The increase for the 2019-20 academic year brings undergraduate tuition to a total of $57,256.
“The value of a USC degree keeps getting stronger,” Provost Michael W. Quick said in a statement. “By keeping tuition increases low and boosting financial assistance, we are providing a world-class education to a diverse and talented student body who will go on to be the next generation of leaders. We are proud of the education and the opportunities we provide to our students, and that will continue.”
Over the past six years, the increase in the average net price of a USC education, adjusted for inflation, was 3 percent.
Over the past week, USC has been rocked by a college admissions scandal that allegedly involved USC student Olivia Jade Giannulli, the daughter of actress Lori Loughlin.
The “Full House” actress and her husband, Mossimo Giannulli, are accused of paying $500,000 in order for their two daughters to be designated as recruits to the USC crew team – despite the fact that neither of them ever participated in crew, an indictment claims.
The entire operation was masterminded by William Singer of Newport Beach, according to authorities. Loughlin and fellow actress Felicity Huffman were among about 50 people indicted in the widespread and sophisticated bribery scheme. The racketeering conspiracy case includes 33 parents, as well nine coaches from universities that include USC, UCLA, Yale, Stanford and Georgetown.
Last week, two Stanford students filed a lawsuit against USC and other universities, claiming their degrees had been devalued by the scandal. In the lawsuit, Erica Olsen and Kalea Woods say that despite their stellar test scores, athletic skills and accolades, they did not get a fair chance at admission to Yale or USC, and their Stanford degrees will now be questioned due to the university’s inclusion in the scandal.
USC holds one of the largest financial aid programs in the country, with more than $350 million awarded last year from all USC sources. Since 2008, USC student financial aid has increased 79 percent, far outpacing tuition increases.
Two out of three USC students receive some form of financial assistance.
Applicants’ ability to pay is not considered during the admissions process at USC. The university said this allows USC to attract top students from all backgrounds: 26 percent of undergraduates are from underrepresented minority groups and 21 percent of undergraduates receive Pell Grants, according to USC.

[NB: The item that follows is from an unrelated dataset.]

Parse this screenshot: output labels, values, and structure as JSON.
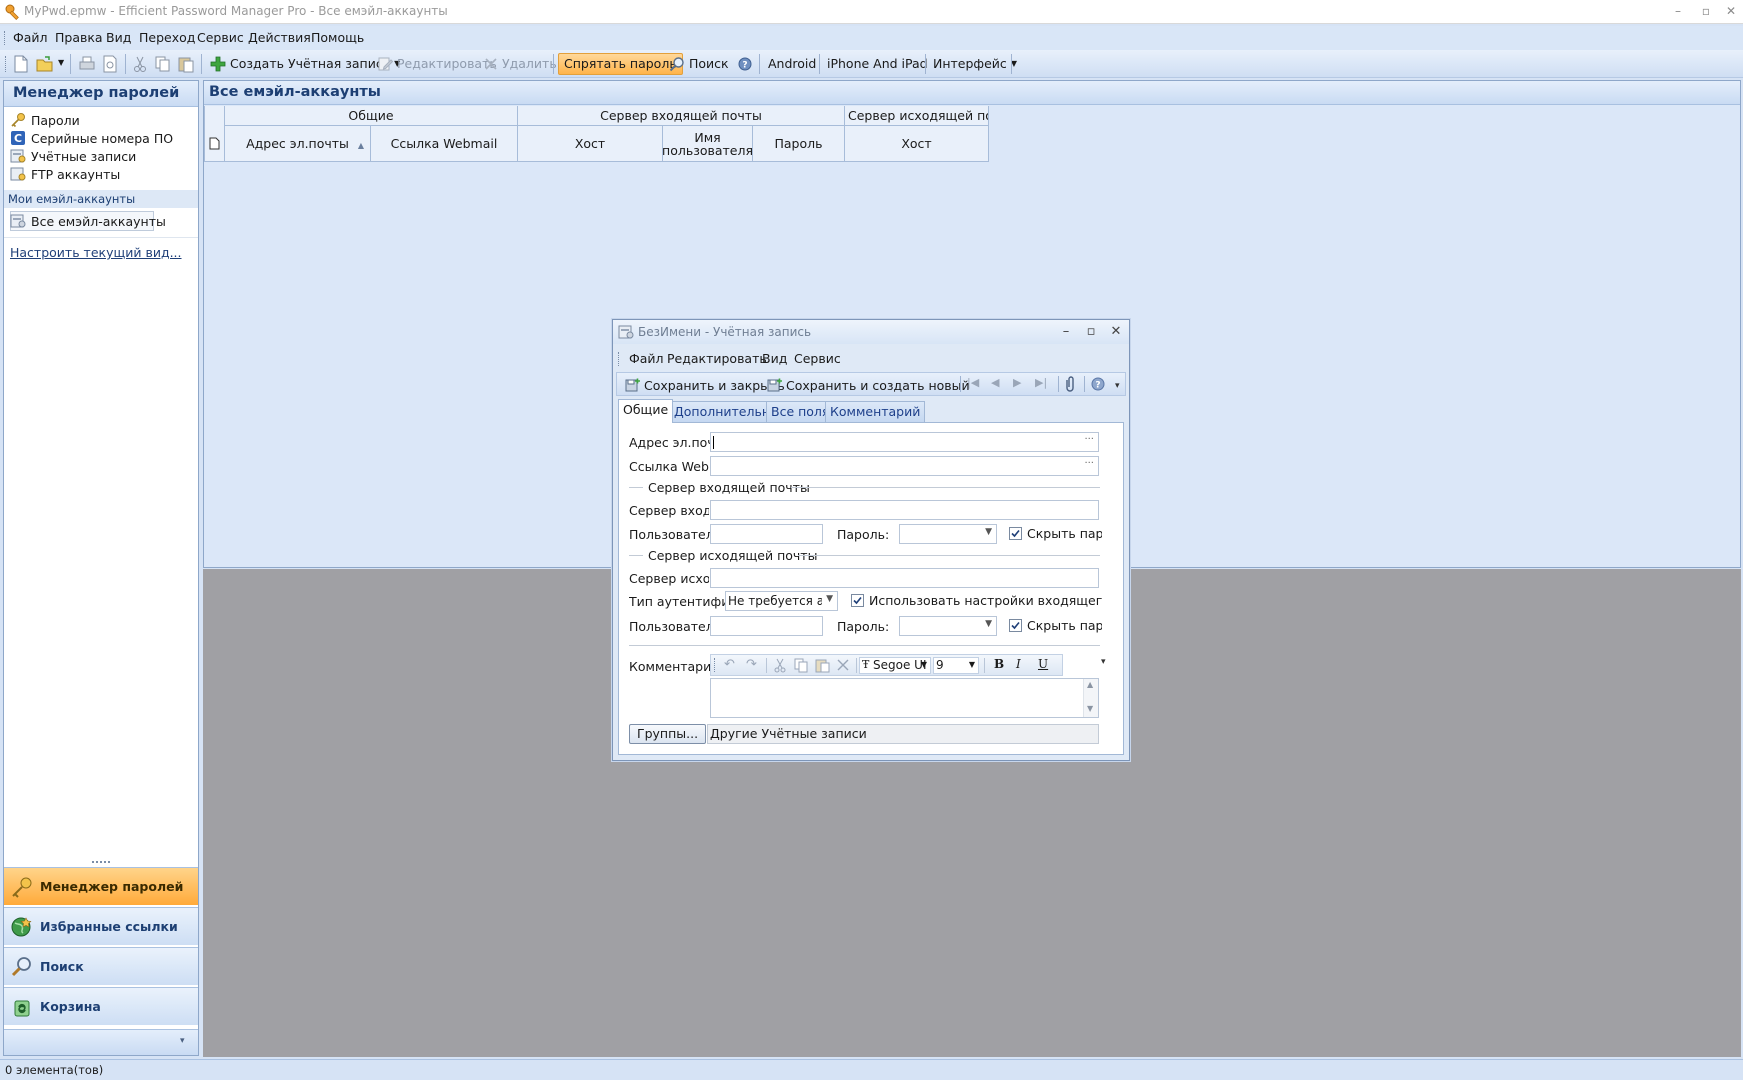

Among freshmen, 14 percent are the first in their families to attend college.
Seeking Arrangement, a sugar daddy dating website, recently ranked USC as one of the fastest-growing sugar baby schools in the country.

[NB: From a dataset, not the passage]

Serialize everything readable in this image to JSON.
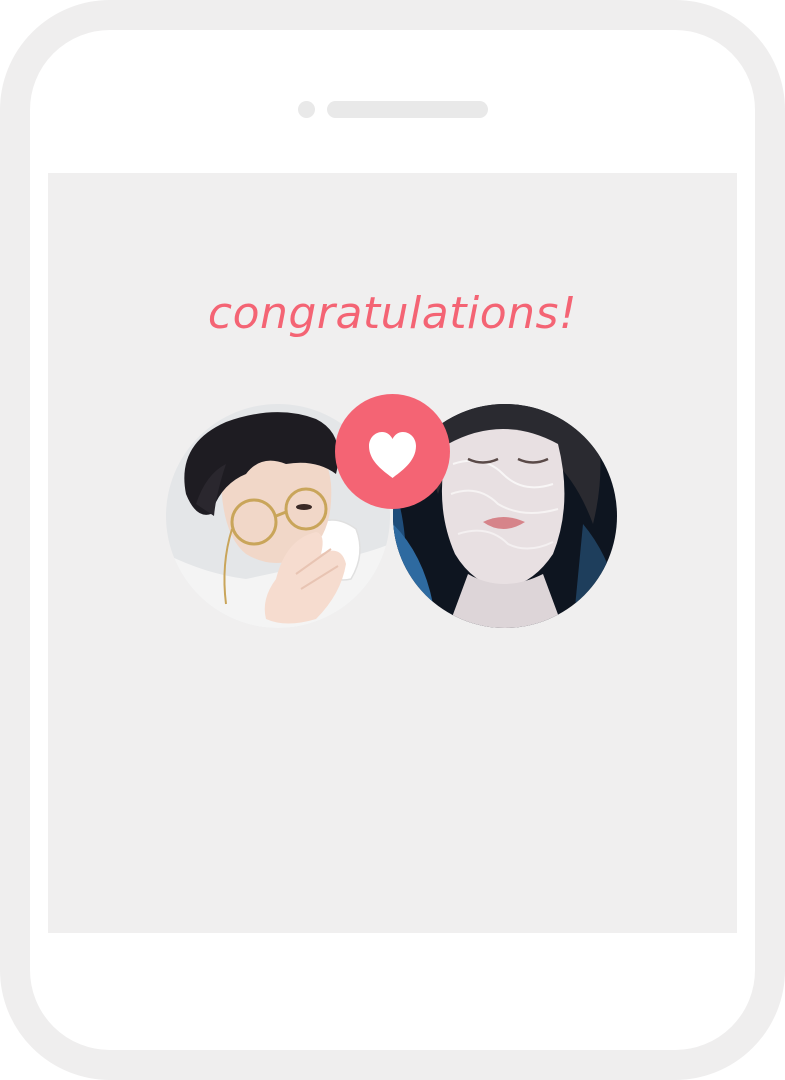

Some college students use the sites to find men to pay their way until graduation.
The six-year graduation rate for USC students is 92 percent. In comparison, the graduation rate for four-year universities is 60 percent nationwide, and the rate for private, nonprofit institutions is 66 percent, the university said.

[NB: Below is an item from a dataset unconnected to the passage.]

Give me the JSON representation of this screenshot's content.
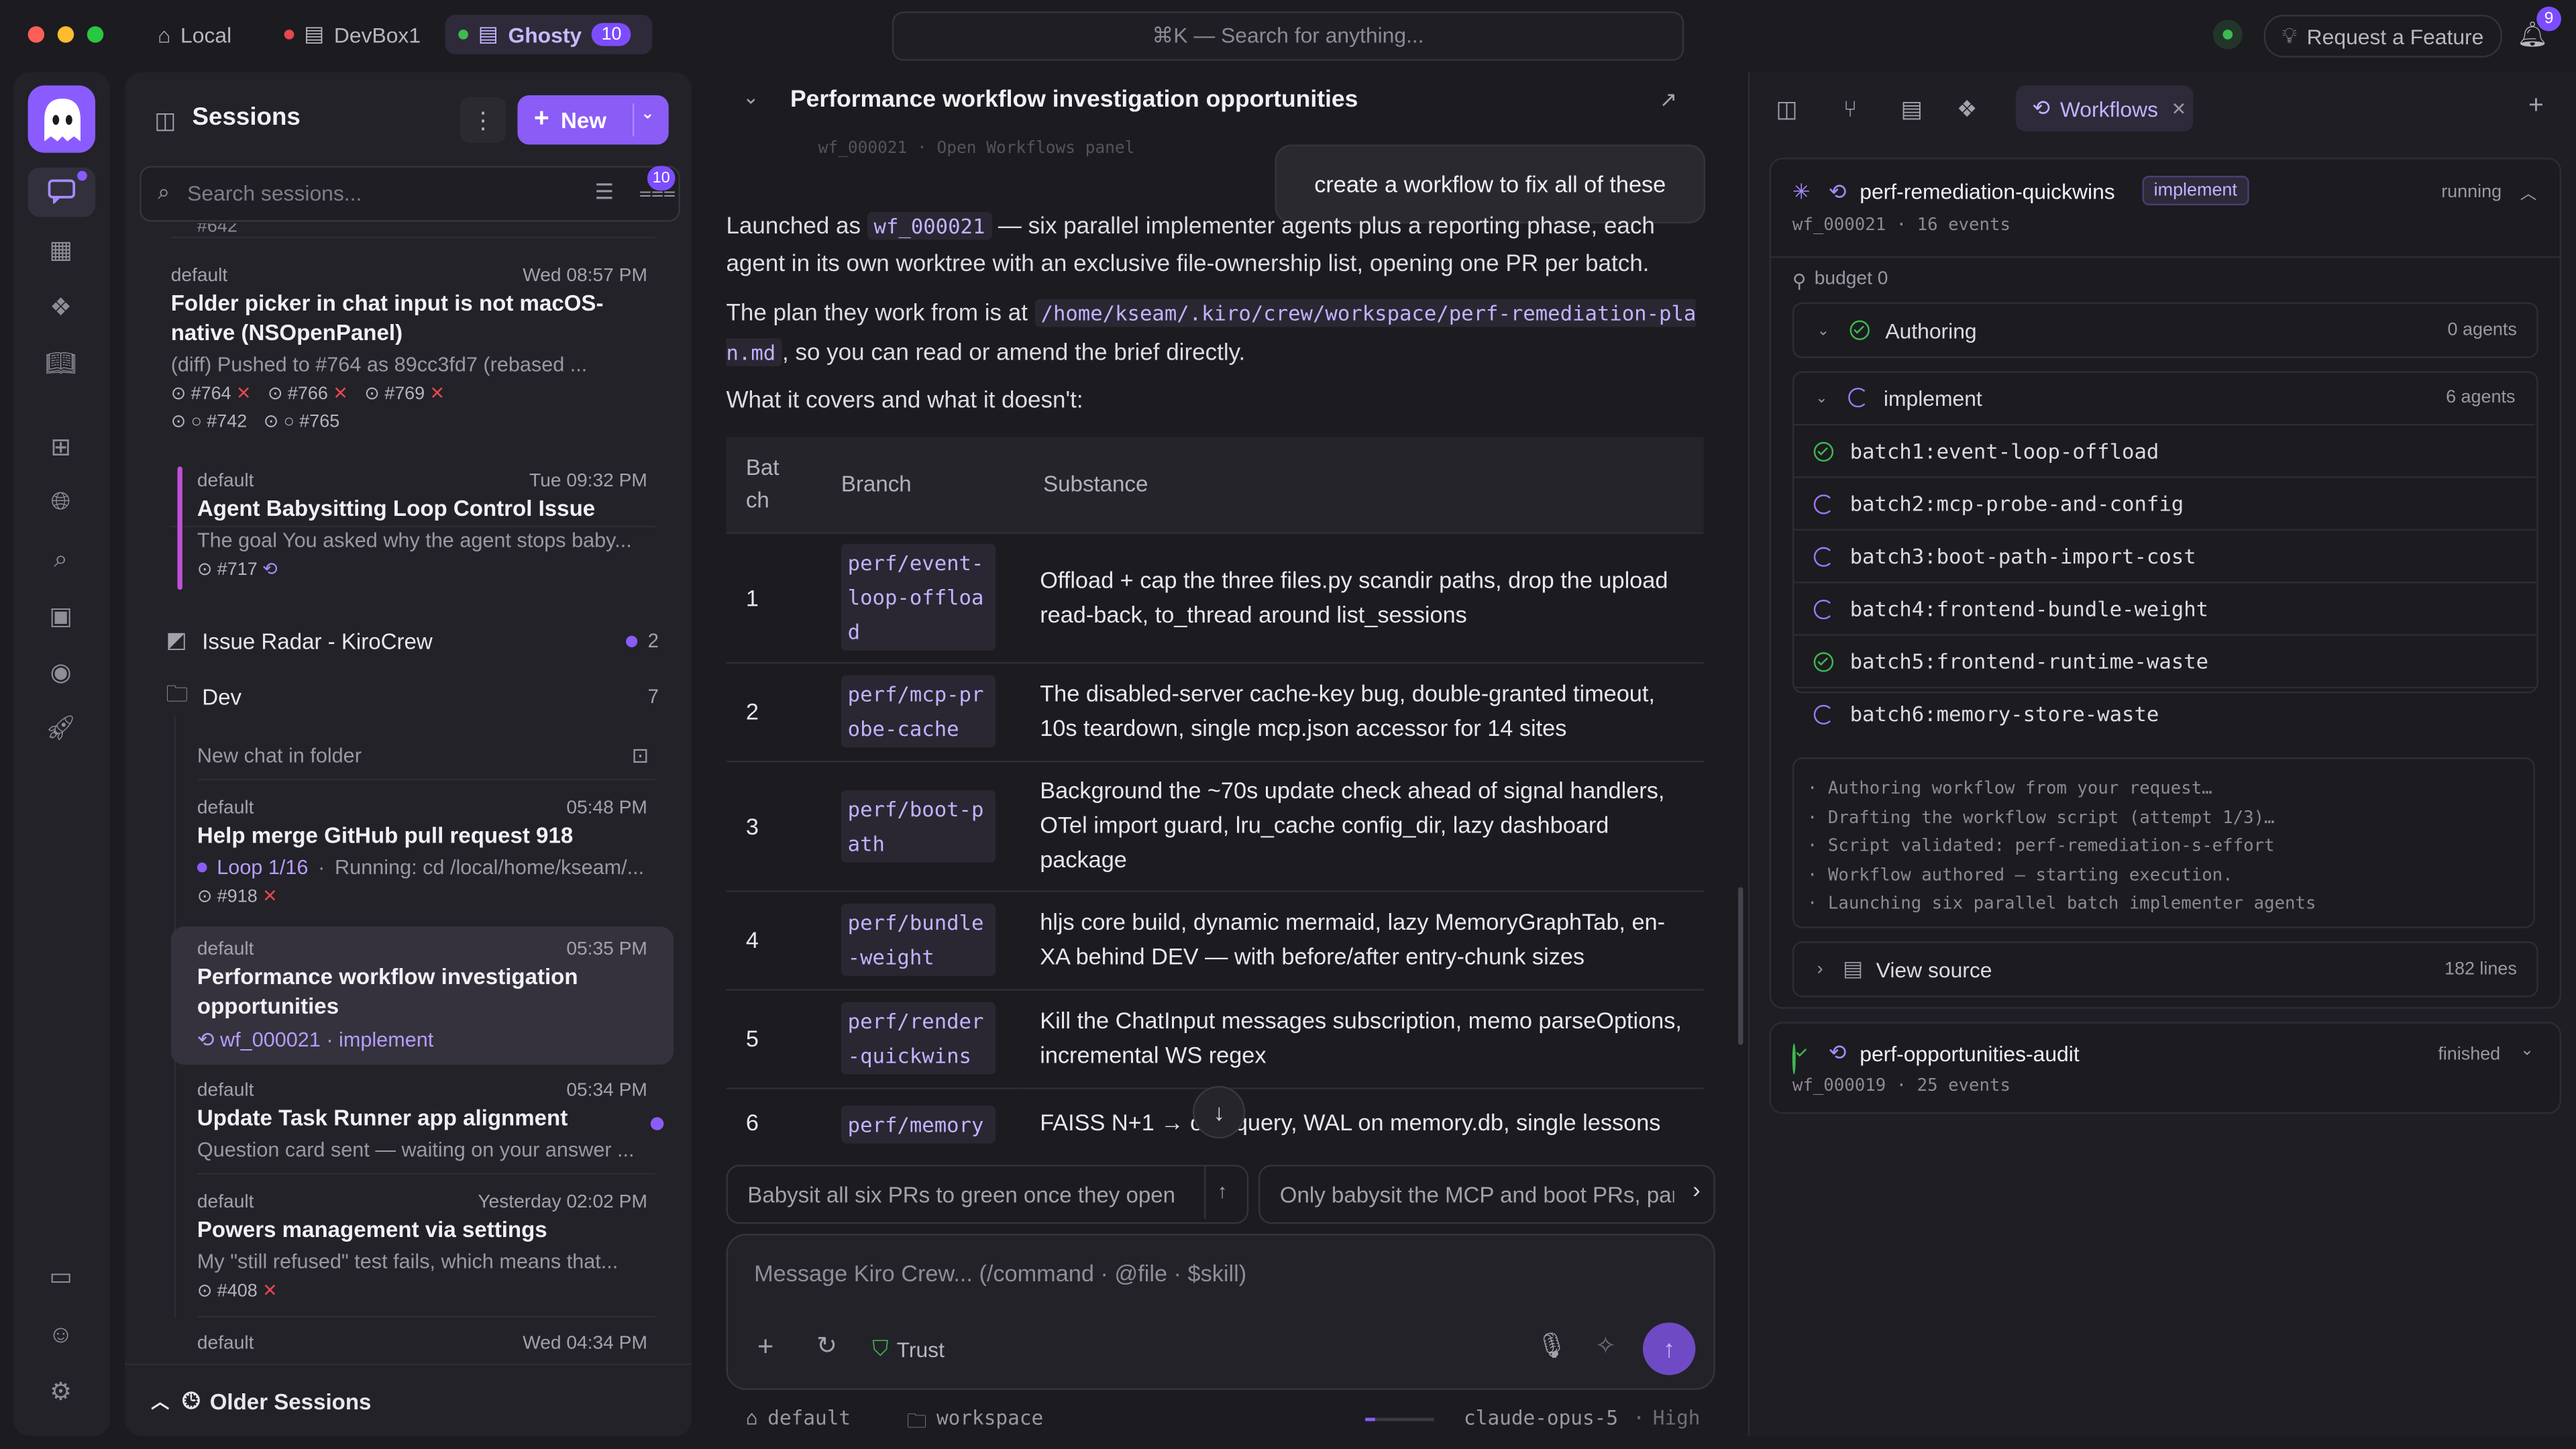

USC said its students leave college with lower-than-average student debt. USC students accumulate about $22,000 in debt during their tenure at USC as compared to the national average of nearly $32,600 for private colleges, according to the university.
Even with the current increase, tuition revenue still does not cover the full cost of undergraduate education. Undergraduate tuition and fees cover only 76 percent of total instructional costs, officials said. The cost to students who receive financial aid averages 56 percent of the total cost of undergraduate education.
U.S. News & World Report ranks USC among the top 40 Best Value Schools in the country.
The university is rated third in the nation for economic diversity by U.S. News.
However, the school has been rocked by a number of recent scandals, including a medical school dean accused of smoking methamphetamine with a woman who overdosed, reports that the school ignored complaints of widespread sexual misconduct by the longtime campus gynecologist, and most recently, a nationwide bribery and admissions scandal.
(© Copyright 2019 CBS Broadcasting Inc. All Rights Reserved. City News Service contributed to this report.)
(A previous version of this article incorrectly stated the total charges for tuition.)